Complying with applicable state and federal regulations, as well as public health recommendations. The rules have changed, and so must your operations. Make sure your business is running in accordance with all guidance from the CDC, state and local public health officials, as well as state and local orders and regulations.
Enhancing cleaning and disinfection protocols. Assure a safe and clean workplace -- it may be required, and it’s also the right thing to do. It’s a great way to demonstrate that you care. Provide hand sanitizer in common areas. Put additional cleaning measures in place. Tell your employees what you’re doing and why it matters.
Creating new appropriately distanced environments. It is a universal truth: The world as we know it won’t look the same for a while, and that includes workplaces. As necessary and appropriate, make modifications to reflect the need for continued social distancing in the workplace. Consider how the use of break rooms, shared offices and other congregate gathering locations must be modified to meet new guidelines.
Careful monitoring of health and symptoms of your team. Employers have new responsibilities to assure the health and well-being of their teams. As required, continue to monitor the health of team members, and encourage employees to self-report and stay home if ill or symptomatic, without fear of repercussion.
Managing expectations. A changing work environment is now the norm, and further changes may occur. Help them understand and embrace that public health guidance and safe workplace standards are evolving. But also help them see that the future is still bright, and encourage them to be both optimistic and realistic.
Collaborating is key. Ensure that employees know that in today’s world, everyone has a role in health and safety. Everyone on your team must be mindful of doing what is necessary to keep your workplace healthy. Shared responsibility is expected, and that means respecting boundaries, giving space when needed, avoiding large group gatherings and continuing to leverage technology.
Above all, remember that everyone processes difficult times and stressful situations differently. And for some, change is impossibly hard. Just like this change didn’t happen overnight, the recovery and return to some sense of normalcy also will take time and effort. Let understanding and patience be your guide.
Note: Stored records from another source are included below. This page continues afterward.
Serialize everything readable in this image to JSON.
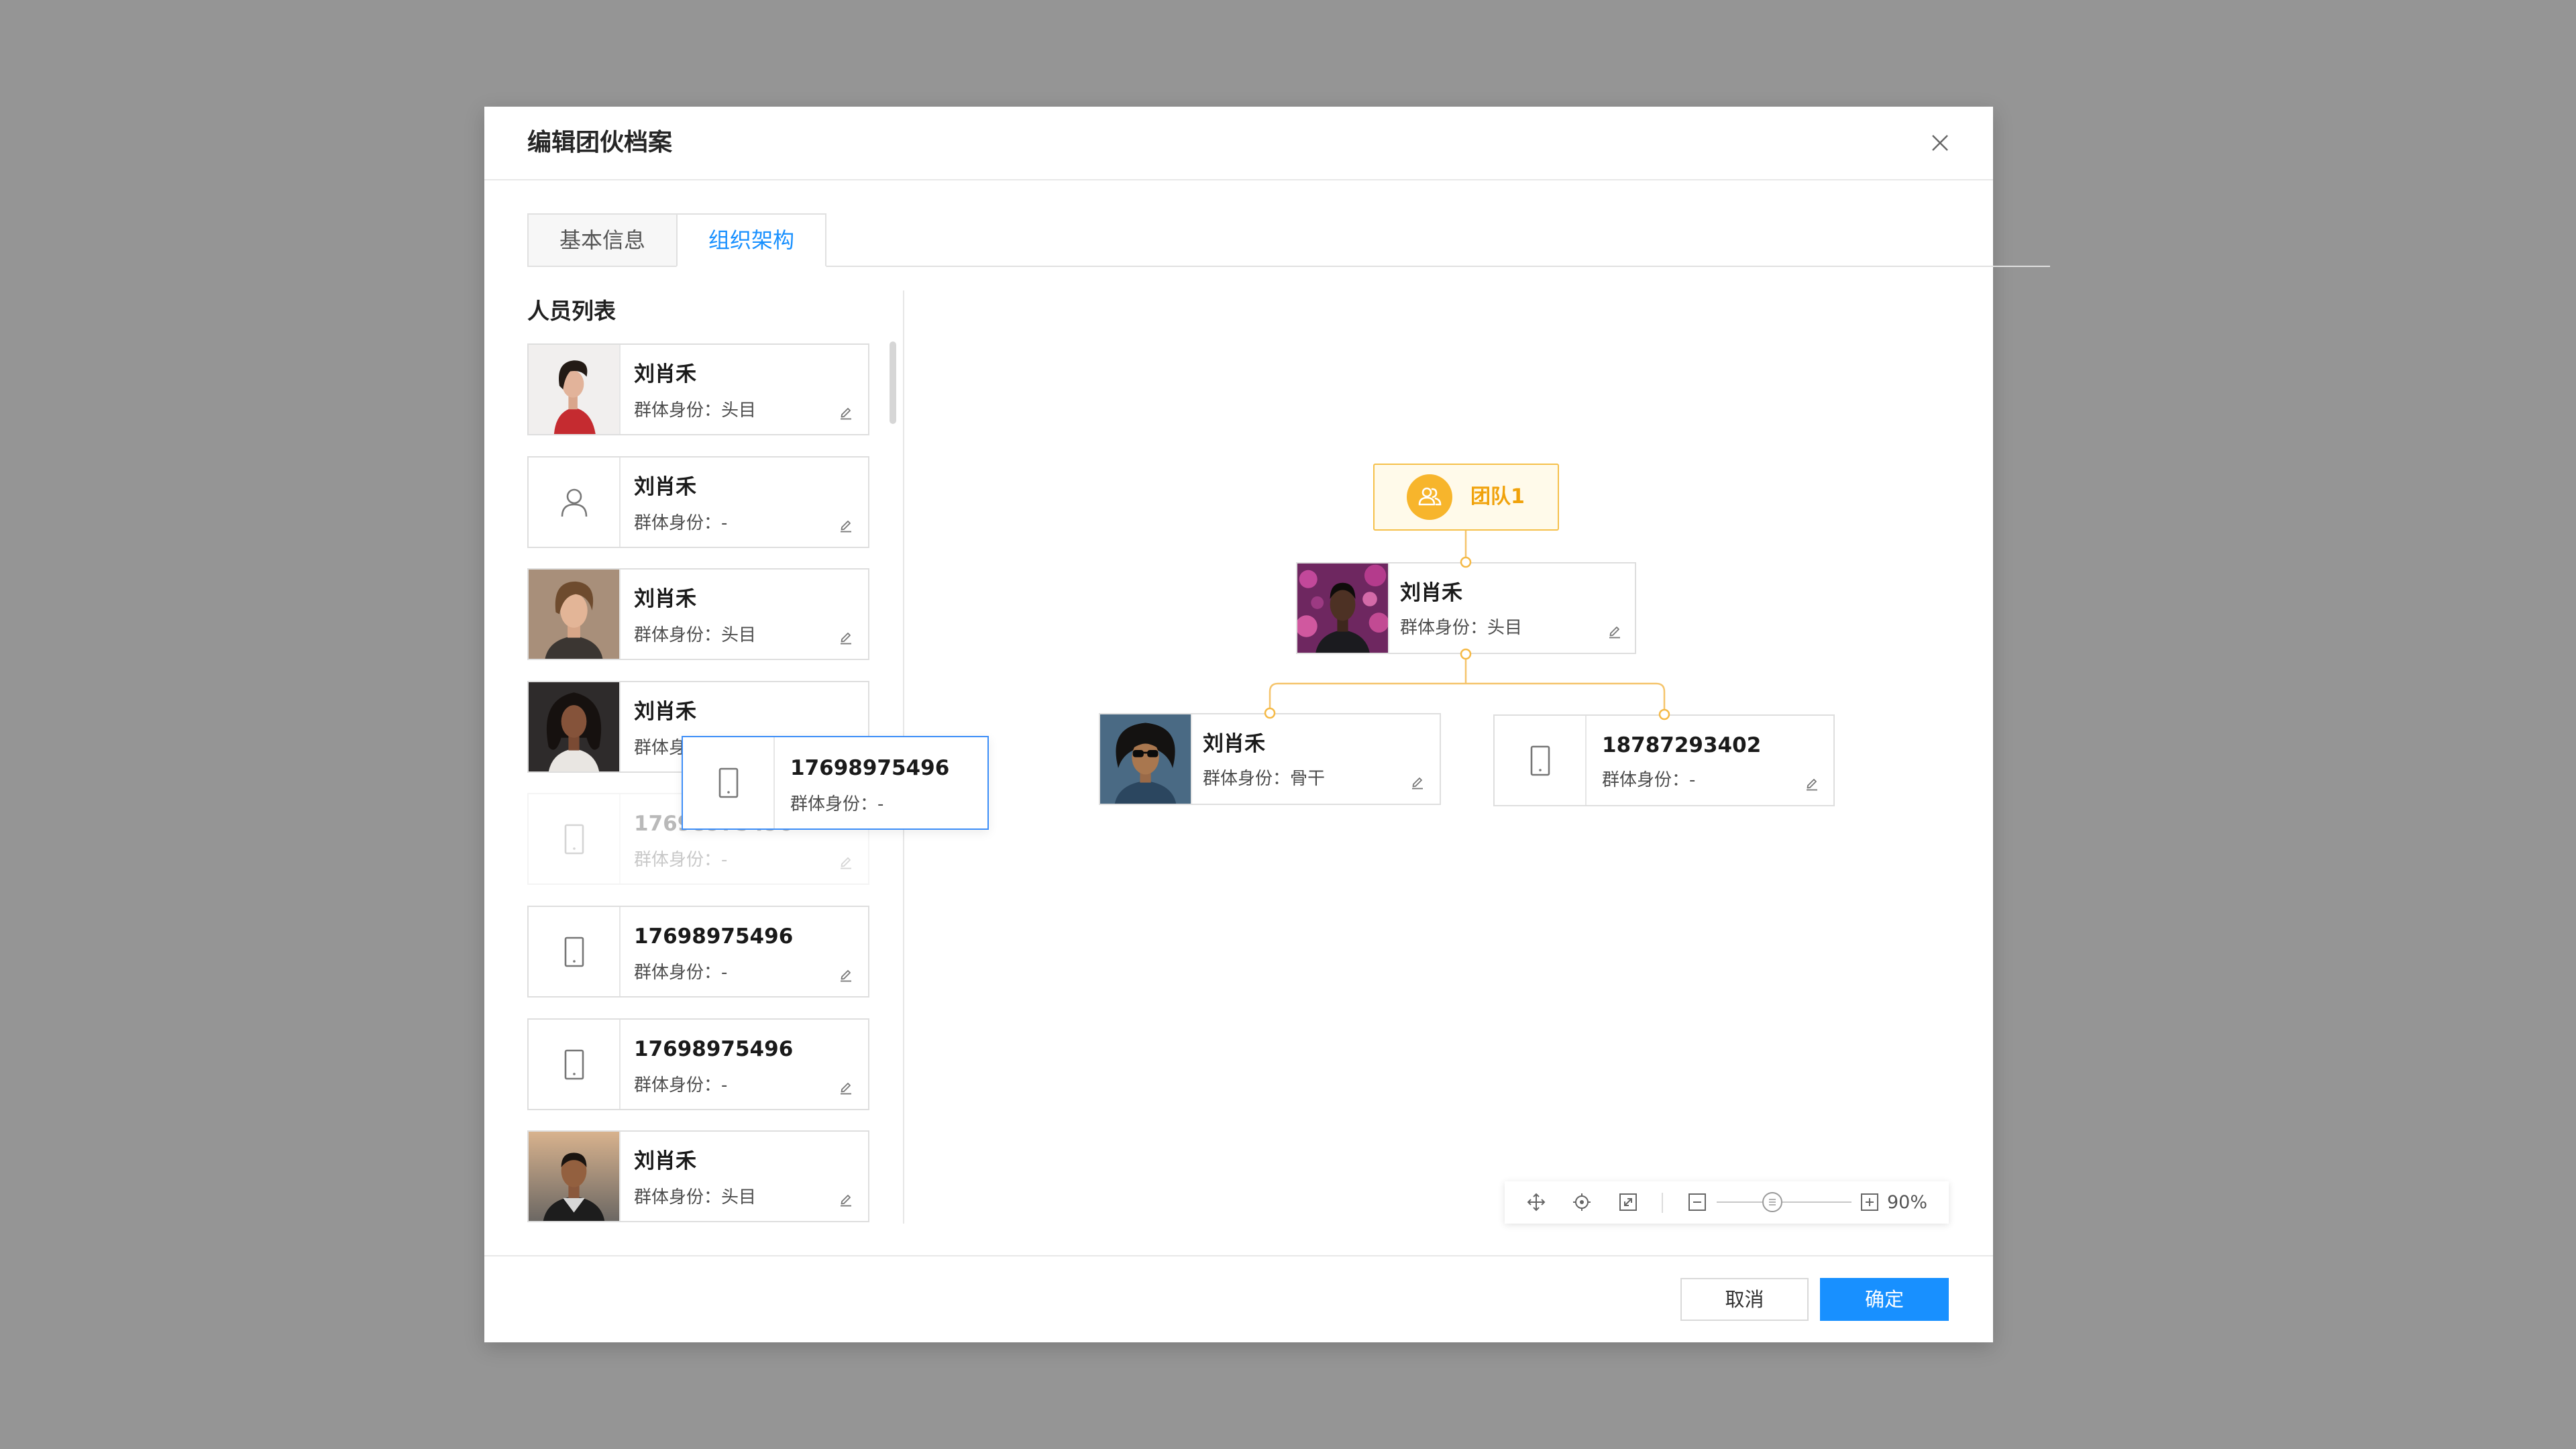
{
  "dialog": {
    "title": "编辑团伙档案"
  },
  "tabs": [
    {
      "label": "基本信息",
      "active": false
    },
    {
      "label": "组织架构",
      "active": true
    }
  ],
  "member_list": {
    "title": "人员列表",
    "role_label": "群体身份：",
    "items": [
      {
        "name": "刘肖禾",
        "role": "头目"
      },
      {
        "name": "刘肖禾",
        "role": "-",
        "icon": "person-icon"
      },
      {
        "name": "刘肖禾",
        "role": "头目"
      },
      {
        "name": "刘肖禾",
        "role": ""
      },
      {
        "name": "17698975496",
        "role": "-",
        "icon": "phone-icon",
        "placeholder": true
      },
      {
        "name": "17698975496",
        "role": "-",
        "icon": "phone-icon"
      },
      {
        "name": "17698975496",
        "role": "-",
        "icon": "phone-icon"
      },
      {
        "name": "刘肖禾",
        "role": "头目"
      }
    ]
  },
  "dragging_item": {
    "name": "17698975496",
    "role": "-",
    "icon": "phone-icon"
  },
  "org_chart": {
    "team": {
      "name": "团队1",
      "icon": "team-icon"
    },
    "leader": {
      "name": "刘肖禾",
      "role": "头目"
    },
    "members": [
      {
        "name": "刘肖禾",
        "role": "骨干"
      },
      {
        "name": "18787293402",
        "role": "-",
        "icon": "phone-icon"
      }
    ]
  },
  "zoom_toolbar": {
    "zoom_label": "90%",
    "zoom_percent": 90
  },
  "footer": {
    "cancel_label": "取消",
    "confirm_label": "确定"
  },
  "colors": {
    "accent": "#1890ff",
    "team": "#f7b52c",
    "connector": "#f5c46b",
    "drag_border": "#3d8ef8"
  }
}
Hinda Mitchell is the founder of Inspire PR Group, a full-service public relations and digital firm headquartered in Columbus, Ohio. With more than 25 years of experience guiding C-suite leaders in diverse business sectors, Mitchell is a sought-after expert in crisis management and response, executive counsel and communications strategy. She can be reached at Hinda@InspirePRGroup.com or on Twitter or LinkedIn.